There used to be two evidentiary gold standards that assured conviction–eyewitness identification or a confession by the accused. It was even better if you had both. What juror could doubt a traumatized victim who pointed to the defendant and said, "That’s the person who did this to me. I will never forget!" Just as compelling was a copy of the suspect’s confession, initialed on each page, signed at the bottom, admitting to the terrible deeds in his or her own words. After all, no innocent person would confess unless it was true. And no police officer would lie about how the confession was obtained–right?
Then came DNA. It became the new gold standard. Over and over and over, DNA demonstrated, scientifically, objectively, irrefutably, that eyewitnesses are wrong (more than half the time, a chilling statistic), and that innocent people do confess to crimes they did not commit. And that some police officers will lie to get a confession (called T&D, Trickery and Deception, given a seal of approval by the U.S. Supreme Court), and that some police officers will lie, under oath, about getting a confession (called "testilying").
DNA cuts both way, of course. It seals a conviction just as convincingly as it frees the innocent. In Murdoch, Nebraska last year, lacking eyewitnesses, police doubled up–first the "old gold," a confession, and then the "new gold," DNA–in their prosecution of cousins Matt Livers and Nicholas Sampson for the April 17, 2006 murders of their relatives, Wayne and Sharmon Stock. With no real suspects, police brought in Matt Livers, who is mentally retarded, and grilled him for 18 hours. Livers finally confessed, although he had to be spoon-fed enough information to make the confession seem legitimate. And he implicated his cousin, Nicholas Sampson, and said the two of them went to the Stock home together in Sampson’s car.

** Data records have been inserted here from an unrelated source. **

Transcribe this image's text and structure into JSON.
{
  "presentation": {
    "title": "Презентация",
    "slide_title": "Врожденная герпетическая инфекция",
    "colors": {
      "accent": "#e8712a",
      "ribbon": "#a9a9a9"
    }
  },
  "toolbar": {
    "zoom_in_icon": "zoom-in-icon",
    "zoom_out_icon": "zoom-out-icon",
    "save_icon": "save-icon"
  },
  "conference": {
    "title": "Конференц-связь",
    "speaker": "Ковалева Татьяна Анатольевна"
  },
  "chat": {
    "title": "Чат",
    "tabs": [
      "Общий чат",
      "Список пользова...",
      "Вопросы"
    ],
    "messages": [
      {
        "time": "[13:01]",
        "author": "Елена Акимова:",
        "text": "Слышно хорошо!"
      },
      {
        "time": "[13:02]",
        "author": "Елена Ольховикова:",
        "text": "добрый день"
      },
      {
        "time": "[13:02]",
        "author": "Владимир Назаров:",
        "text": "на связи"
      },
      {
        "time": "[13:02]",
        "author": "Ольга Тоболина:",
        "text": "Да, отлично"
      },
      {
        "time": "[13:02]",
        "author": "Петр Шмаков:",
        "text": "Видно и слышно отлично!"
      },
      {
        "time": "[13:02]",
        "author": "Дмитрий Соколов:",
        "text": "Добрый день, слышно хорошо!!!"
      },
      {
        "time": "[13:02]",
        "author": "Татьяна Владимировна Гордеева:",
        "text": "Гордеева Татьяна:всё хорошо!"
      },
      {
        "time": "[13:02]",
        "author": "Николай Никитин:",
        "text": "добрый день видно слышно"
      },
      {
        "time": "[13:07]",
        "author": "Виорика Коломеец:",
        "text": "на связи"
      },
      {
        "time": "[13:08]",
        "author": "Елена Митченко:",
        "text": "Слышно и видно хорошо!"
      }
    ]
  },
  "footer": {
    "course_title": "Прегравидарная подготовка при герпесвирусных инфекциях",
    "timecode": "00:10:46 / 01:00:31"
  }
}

Livers and Sampson were charged with murder and booked into the local jail. Sampson’s car was hauled off to impound. Between April 19 and April 27, Douglas County crime lab technicians swabbed the car's door handles, pedals, interior handles, buttons, floors and seats. Initially, they did not locate any blood or DNA evidence in the car. Somebody around the cop shop must have begun to worry about Livers’ confession–a confession that even the state’s expert agreed was almost certainly false. Crime lab technicians went back on May 8 and conducted a second search of Sampson’s car, using a wet swab, and found Wayne Stock’s DNA in the only place in the car that they tested. There. They had convictions sealed.
A fly dropped into the ointment two months later, however, when a ring found inside the Stock home led investigators to two Wisconsin teens, Gregory Fenster and Jessica Reid. The ring had been left in the car stolen by Fenster and Reid and used in a multi-state crime spree of farmhouse burglaries and car thefts. DNA evidence from the ring and a marijuana pipe also left at the Stock home belonged to Fenster and Reid. Wayne Stock’s DNA was found on Fenster’s shirt and Reid’s shoe, and Reid’s diary detailed the Stock murders. The two confessed but didn’t mention Sampson or Livers.
At first, police insisted Sampson and Livers must have been in on it with Fenster and Reid, but that kite wouldn’t fly. Charges against Sampson were dropped in October. Livers had to wait until December; charges against him were dismissed the day before a hearing that would have closely examined the circumstances of his confession.
On March 19, 2007, Fenster and Reid were sentenced to life in prison; Fenster got an extra 10 to 20 years for use of a weapon to commit a felony.
Cass County Nathan Cox said he has spoken to investigators from Cass County and the Nebraska State Patrol and does not think the blood got there as a result of accidental contamination on their part. Cox also said he has no information to suggest that one of the investigators engaged in misconduct by placing the blood there."If that were true, somebody would be subject to criminal prosecution," Cox said. "Who knows how this blood got there? Law enforcement is still trying to go through that process."
Indeed, somebody should be subject to criminal prosecution, because the only reasonable explanation for the presence of Wayne Stock’s blood in Nicholas Sampson’s car is that it was planted.
They got caught this time, the cops who badgered a retarded man into confessing to a crime he didn’t commit and implicating his cousin, and the crime lab technicians who planted DNA evidence to complete the frame-up of an innocent man. How many times do they get away with it?